The Giants’ agreement with lefty Sean Manaea appeared to give them a full rotation, but Susan Slusser of the San Francisco Chronicle reports that even after guaranteeing Manaea $25MM over the next two years (with an opt-out after year one), San Francisco remains engaged with Rodon and agent Scott Boras about a potential reunion.
Manaea, 31 in February, can join Logan Webb, Alex Wood, Alex Cobb and Anthony DeSclafani in comprising a prototypical five-man rotation, but there ought to be room for Rodon on the roster even with that quintet in place. That’s true both because Rodon is a clear upgrade over the majority (arguably all five) of those in-house arms, and also because the internal group comes with a fair bit of injury risk and health uncertainty.
DeSclafani, for instance, was limited to just 19 innings this past season, thanks to a tendon injury in his ankle that eventually required surgical repair. Each of Wood, Cobb and Webb made at least 26 starts, but Cobb and Wood also have lengthy injury histories. Cobb pitched just 158 total innings from 2019-21, owing to groin, back and wrist strains. Wood has made 26 starts in consecutive seasons now, but he pitched just 12 2/3 innings in 2020 and just 35 2/3 innings in 2019 due to back and shoulder injuries. Even Webb, who worked a team-high 192 1/3 innings in 2022, missed a few weeks in 2021 while battling a minor shoulder strain.
No team can be realistically expected to navigate an entire 162-game season with only five starters. While the Giants have some depth with swingman Jakob Junis and minor leaguers Sean Hjelle, Thomas Szapucki, Tristan Beck and Keaton Winn all on the 40-man roster, they also have ample payroll space to make a Rodon-sized splash and figure out the allotment of innings at a later date. Roster Resource projects a $151MM payroll for the upcoming season and a luxury-tax ledger that’s a bit higher ($168.3MM) but nowhere near the first tier of penalization, which begins at $233MM in 2023.
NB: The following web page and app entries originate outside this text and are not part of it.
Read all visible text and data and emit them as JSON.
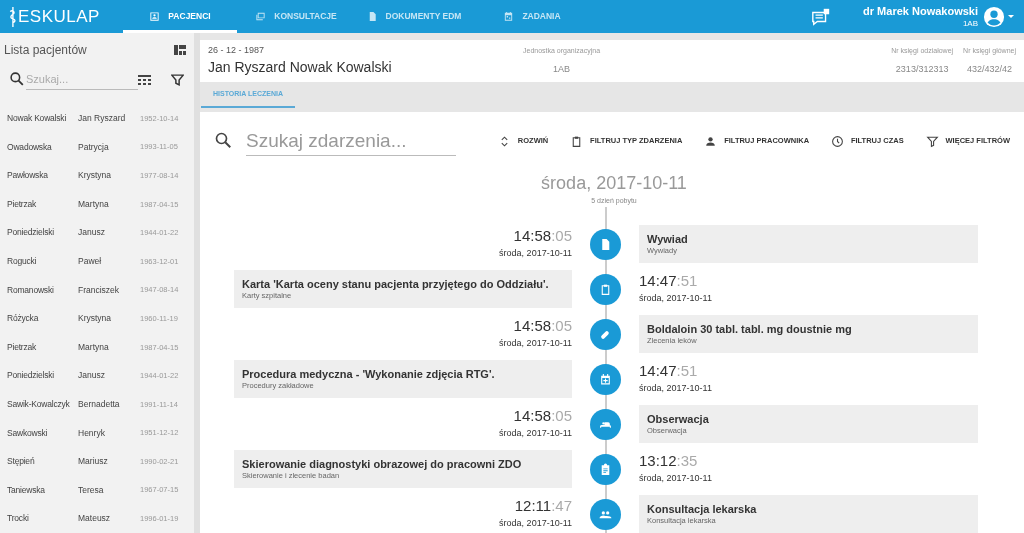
{
  "app": {
    "logo": "ESKULAP",
    "nav": [
      {
        "label": "PACJENCI",
        "kind": "patients",
        "selected": true
      },
      {
        "label": "KONSULTACJE",
        "kind": "consultations",
        "selected": false
      },
      {
        "label": "DOKUMENTY EDM",
        "kind": "documents",
        "selected": false
      },
      {
        "label": "ZADANIA",
        "kind": "tasks",
        "selected": false
      }
    ],
    "user": {
      "name": "dr Marek Nowakowski",
      "unit": "1AB"
    }
  },
  "sidebar": {
    "title": "Lista pacjentów",
    "search": {
      "placeholder": "Szukaj..."
    },
    "patients": [
      {
        "surname": "Nowak Kowalski",
        "first_name": "Jan Ryszard",
        "birth_date": "1952-10-14"
      },
      {
        "surname": "Owadowska",
        "first_name": "Patrycja",
        "birth_date": "1993-11-05"
      },
      {
        "surname": "Pawłowska",
        "first_name": "Krystyna",
        "birth_date": "1977-08-14"
      },
      {
        "surname": "Pietrzak",
        "first_name": "Martyna",
        "birth_date": "1987-04-15"
      },
      {
        "surname": "Poniedzielski",
        "first_name": "Janusz",
        "birth_date": "1944-01-22"
      },
      {
        "surname": "Rogucki",
        "first_name": "Paweł",
        "birth_date": "1963-12-01"
      },
      {
        "surname": "Romanowski",
        "first_name": "Franciszek",
        "birth_date": "1947-08-14"
      },
      {
        "surname": "Różycka",
        "first_name": "Krystyna",
        "birth_date": "1960-11-19"
      },
      {
        "surname": "Pietrzak",
        "first_name": "Martyna",
        "birth_date": "1987-04-15"
      },
      {
        "surname": "Poniedzielski",
        "first_name": "Janusz",
        "birth_date": "1944-01-22"
      },
      {
        "surname": "Sawik-Kowalczyk",
        "first_name": "Bernadetta",
        "birth_date": "1991-11-14"
      },
      {
        "surname": "Sawkowski",
        "first_name": "Henryk",
        "birth_date": "1951-12-12"
      },
      {
        "surname": "Stępień",
        "first_name": "Mariusz",
        "birth_date": "1990-02-21"
      },
      {
        "surname": "Taniewska",
        "first_name": "Teresa",
        "birth_date": "1967-07-15"
      },
      {
        "surname": "Trocki",
        "first_name": "Mateusz",
        "birth_date": "1996-01-19"
      }
    ]
  },
  "patient_header": {
    "birth_date": "26 - 12 - 1987",
    "name": "Jan Ryszard Nowak Kowalski",
    "fields": [
      {
        "label": "Jednostka organizacyjna",
        "value": "1AB"
      },
      {
        "label": "Nr księgi odziałowej",
        "value": "2313/312313"
      },
      {
        "label": "Nr księgi głównej",
        "value": "432/432/42"
      }
    ]
  },
  "tabs": [
    {
      "label": "HISTORIA LECZENIA",
      "selected": true
    }
  ],
  "toolbar": {
    "search": {
      "placeholder": "Szukaj zdarzenia..."
    },
    "buttons": [
      {
        "label": "ROZWIŃ",
        "kind": "expand"
      },
      {
        "label": "FILTRUJ TYP ZDARZENIA",
        "kind": "type"
      },
      {
        "label": "FILTRUJ PRACOWNIKA",
        "kind": "employee"
      },
      {
        "label": "FILTRUJ CZAS",
        "kind": "time"
      },
      {
        "label": "WIĘCEJ FILTRÓW",
        "kind": "more"
      }
    ]
  },
  "timeline": {
    "day": "środa, 2017-10-11",
    "stay_day": "5 dzień pobytu",
    "events": [
      {
        "kind": "interview",
        "time": "14:58",
        "seconds": ":05",
        "date": "środa, 2017-10-11",
        "title": "Wywiad",
        "category": "Wywiady"
      },
      {
        "kind": "form",
        "time": "14:47",
        "seconds": ":51",
        "date": "środa, 2017-10-11",
        "title": "Karta 'Karta oceny stanu pacjenta przyjętego do Oddziału'.",
        "category": "Karty szpitalne"
      },
      {
        "kind": "medication",
        "time": "14:58",
        "seconds": ":05",
        "date": "środa, 2017-10-11",
        "title": "Boldaloin 30 tabl. tabl. mg doustnie mg",
        "category": "Zlecenia leków"
      },
      {
        "kind": "procedure",
        "time": "14:47",
        "seconds": ":51",
        "date": "środa, 2017-10-11",
        "title": "Procedura medyczna - 'Wykonanie zdjęcia RTG'.",
        "category": "Procedury zakładowe"
      },
      {
        "kind": "observation",
        "time": "14:58",
        "seconds": ":05",
        "date": "środa, 2017-10-11",
        "title": "Obserwacja",
        "category": "Obserwacja"
      },
      {
        "kind": "referral",
        "time": "13:12",
        "seconds": ":35",
        "date": "środa, 2017-10-11",
        "title": "Skierowanie diagnostyki obrazowej do pracowni ZDO",
        "category": "Skierowanie i zlecenie badan"
      },
      {
        "kind": "consultation",
        "time": "12:11",
        "seconds": ":47",
        "date": "środa, 2017-10-11",
        "title": "Konsultacja lekarska",
        "category": "Konsultacja lekarska"
      }
    ]
  }
}
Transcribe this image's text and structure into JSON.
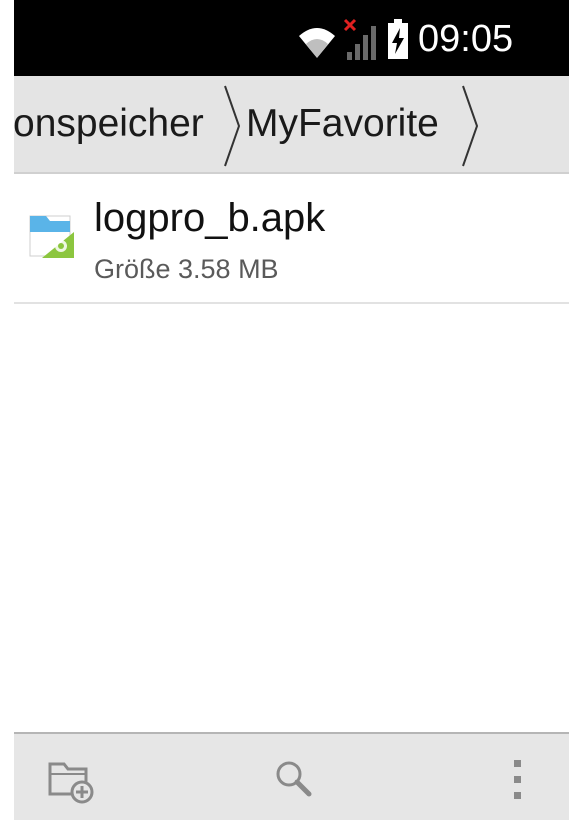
{
  "status_bar": {
    "time": "09:05",
    "wifi_icon": "wifi-icon",
    "signal_icon": "no-signal-icon",
    "battery_icon": "battery-charging-icon"
  },
  "breadcrumb": {
    "items": [
      {
        "label": "onspeicher"
      },
      {
        "label": "MyFavorite"
      }
    ],
    "separator_icon": "chevron-right-icon"
  },
  "files": [
    {
      "name": "logpro_b.apk",
      "size": "Größe 3.58 MB",
      "icon": "apk-file-icon"
    }
  ],
  "bottom_bar": {
    "actions": [
      {
        "icon": "new-folder-icon"
      },
      {
        "icon": "search-icon"
      },
      {
        "icon": "overflow-menu-icon"
      }
    ]
  },
  "colors": {
    "status_bar_bg": "#000000",
    "breadcrumb_bg": "#e4e4e4",
    "bottom_bar_bg": "#e6e6e6",
    "apk_green": "#8cc63f",
    "folder_blue": "#5ab4e8"
  }
}
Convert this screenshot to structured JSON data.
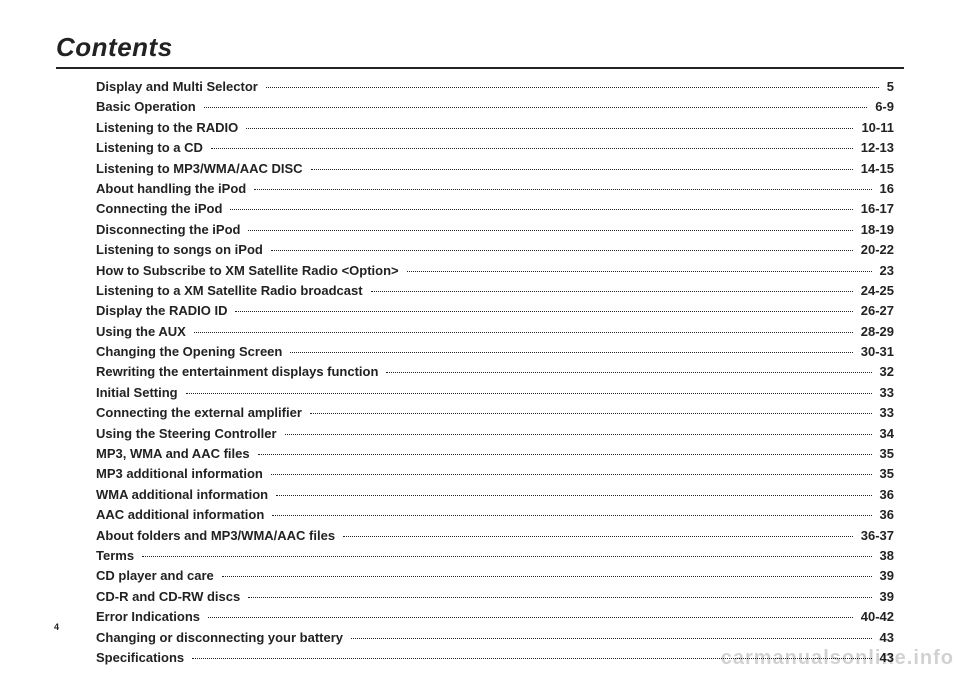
{
  "heading": "Contents",
  "page_number": "4",
  "watermark": "carmanualsonline.info",
  "toc": [
    {
      "title": "Display and Multi Selector",
      "page": "5"
    },
    {
      "title": "Basic Operation",
      "page": "6-9"
    },
    {
      "title": "Listening to the RADIO",
      "page": "10-11"
    },
    {
      "title": "Listening to a CD",
      "page": "12-13"
    },
    {
      "title": "Listening to MP3/WMA/AAC DISC",
      "page": "14-15"
    },
    {
      "title": "About handling the iPod",
      "page": "16"
    },
    {
      "title": "Connecting the iPod",
      "page": "16-17"
    },
    {
      "title": "Disconnecting the iPod",
      "page": "18-19"
    },
    {
      "title": "Listening to songs on iPod",
      "page": "20-22"
    },
    {
      "title": "How to Subscribe to XM Satellite Radio <Option>",
      "page": "23"
    },
    {
      "title": "Listening to a XM Satellite Radio broadcast",
      "page": "24-25"
    },
    {
      "title": "Display the RADIO ID",
      "page": "26-27"
    },
    {
      "title": "Using the AUX",
      "page": "28-29"
    },
    {
      "title": "Changing the Opening Screen",
      "page": "30-31"
    },
    {
      "title": "Rewriting the entertainment displays function",
      "page": "32"
    },
    {
      "title": "Initial Setting",
      "page": "33"
    },
    {
      "title": "Connecting the external amplifier",
      "page": "33"
    },
    {
      "title": "Using the Steering Controller",
      "page": "34"
    },
    {
      "title": "MP3, WMA and AAC files",
      "page": "35"
    },
    {
      "title": "MP3 additional information",
      "page": "35"
    },
    {
      "title": "WMA additional information",
      "page": "36"
    },
    {
      "title": "AAC additional information",
      "page": "36"
    },
    {
      "title": "About folders and MP3/WMA/AAC files",
      "page": "36-37"
    },
    {
      "title": "Terms",
      "page": "38"
    },
    {
      "title": "CD player and care",
      "page": "39"
    },
    {
      "title": "CD-R and CD-RW discs",
      "page": "39"
    },
    {
      "title": "Error Indications",
      "page": "40-42"
    },
    {
      "title": "Changing or disconnecting your battery",
      "page": "43"
    },
    {
      "title": "Specifications",
      "page": "43"
    }
  ]
}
Rodon was reported earlier in the offseason to be seeking a six-year deal worth more $30MM-plus on an annual basis, and Slusser more recently reported that he and Boras have been seeking at least seven years. What’s not clear is whether that shift in length of desired contract comes with a shift in the per-year asking price. We’ve seen teams this offseason increasingly show a willingness to stretch contracts to greater lengths as a means of tamping down AAV. Clubs had been moving away from longer-term, lower-AAV deals for some time — Bryce Harper being a notable exception — instead showing a preference for shorter-term deals at high annual values. That hasn’t been the case this winter, with Trea Turner, Xander Bogaerts, Brandon Nimmo and Jacob deGrom all signing lengthier deals than expected but at lesser annual rates of pay than their highest-paid peers at their respective positions.
Put more simply, if Rodon and Boras set out seeking $180-200MM in total guarantees this winter but were having difficulty finding that, it’s at least possible that the shift toward a deal of seven-plus years in length might be more about reaching that $180MM-plus benchmark than about now seeking seven years at $30MM-plus per season. A seven-year deal worth $185MM, as a purely speculative example, wouldn’t line up with the previously reported AAV target for Rodon but would ensure his place among the ten highest-compensated free agent pitchers in MLB history.
Of course, anything in that vicinity would still shatter most industry expectations heading into the offseason. Two months ago, the most common question regarding Rodon was if he’d done enough to secure a sixth guaranteed year or would need to “settle” for a five-year contract. While reports of Rodon pursuing six, seven or even more years at or near the $30MM AAV threshold don’t serve as a guarantee that he’ll eventually reach those heights, they still represent a departure from where his market was expected to land.
In many ways, that’s a microcosm of the free-agent market at large since the offseason ended. Teams have been willing to spend far more freely than in recent winters, as last March’s collective bargaining agreement assured five years of labor peace and also gave front offices and owners clarity on where the luxury-tax thresholds will sit for the foreseeable future.
Beyond Rodon, the Giants are also known to be keenly interested in shortstop Carlos Correa — their top target after missing on free-agent outfielder Aaron Judge. Whether they’re willing to pony up and make commitments to both Rodon and Correa isn’t clear, though it’d certainly register as a surprise, as that pairing could wind up costing something in the range of $450-500MM combined.